■ Directions for this task
Each line of the data below that includes the string "Style" must be copied.

Supplied records START

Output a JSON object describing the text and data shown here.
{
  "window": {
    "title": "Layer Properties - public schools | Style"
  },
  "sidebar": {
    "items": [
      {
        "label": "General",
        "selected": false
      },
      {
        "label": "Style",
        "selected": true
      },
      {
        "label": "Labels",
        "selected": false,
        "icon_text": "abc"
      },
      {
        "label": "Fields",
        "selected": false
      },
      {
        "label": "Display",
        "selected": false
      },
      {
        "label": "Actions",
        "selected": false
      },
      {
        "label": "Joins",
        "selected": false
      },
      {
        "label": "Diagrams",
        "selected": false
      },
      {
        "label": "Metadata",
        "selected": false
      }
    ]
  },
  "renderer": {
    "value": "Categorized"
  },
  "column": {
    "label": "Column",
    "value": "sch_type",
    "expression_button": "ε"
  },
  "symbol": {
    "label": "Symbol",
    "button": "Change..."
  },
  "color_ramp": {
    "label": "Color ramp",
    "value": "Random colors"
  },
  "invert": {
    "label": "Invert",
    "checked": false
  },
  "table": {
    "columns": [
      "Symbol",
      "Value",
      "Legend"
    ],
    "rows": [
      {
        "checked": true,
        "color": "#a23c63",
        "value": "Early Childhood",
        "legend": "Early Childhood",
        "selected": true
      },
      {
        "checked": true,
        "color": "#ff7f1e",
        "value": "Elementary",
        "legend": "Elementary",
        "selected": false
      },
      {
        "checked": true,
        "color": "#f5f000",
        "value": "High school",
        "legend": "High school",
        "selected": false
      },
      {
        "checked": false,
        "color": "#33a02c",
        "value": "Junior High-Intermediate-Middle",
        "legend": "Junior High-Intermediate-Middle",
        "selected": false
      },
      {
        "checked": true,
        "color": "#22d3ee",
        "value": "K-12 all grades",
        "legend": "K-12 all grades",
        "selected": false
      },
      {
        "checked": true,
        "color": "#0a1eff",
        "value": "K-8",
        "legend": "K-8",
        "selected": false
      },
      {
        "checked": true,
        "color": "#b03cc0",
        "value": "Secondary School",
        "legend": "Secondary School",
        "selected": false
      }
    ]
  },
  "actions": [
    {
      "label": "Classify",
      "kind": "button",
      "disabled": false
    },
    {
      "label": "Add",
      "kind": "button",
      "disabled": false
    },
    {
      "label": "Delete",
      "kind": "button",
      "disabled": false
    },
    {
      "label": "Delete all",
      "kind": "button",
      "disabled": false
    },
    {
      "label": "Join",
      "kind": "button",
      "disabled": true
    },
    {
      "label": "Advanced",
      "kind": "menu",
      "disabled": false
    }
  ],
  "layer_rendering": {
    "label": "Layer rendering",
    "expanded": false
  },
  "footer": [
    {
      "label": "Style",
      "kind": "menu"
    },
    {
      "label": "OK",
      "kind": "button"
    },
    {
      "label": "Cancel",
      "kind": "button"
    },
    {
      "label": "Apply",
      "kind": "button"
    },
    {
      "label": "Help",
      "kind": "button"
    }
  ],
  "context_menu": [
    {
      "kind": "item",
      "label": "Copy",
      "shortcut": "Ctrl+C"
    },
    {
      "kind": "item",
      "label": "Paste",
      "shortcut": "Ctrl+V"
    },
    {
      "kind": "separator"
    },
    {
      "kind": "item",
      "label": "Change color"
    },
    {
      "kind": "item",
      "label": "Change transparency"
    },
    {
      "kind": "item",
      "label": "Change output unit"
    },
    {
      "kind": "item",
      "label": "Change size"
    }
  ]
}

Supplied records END

■ Response for this exercise
    "title": "Layer Properties - public schools | Style"
        "label": "Style",
      "label": "Style",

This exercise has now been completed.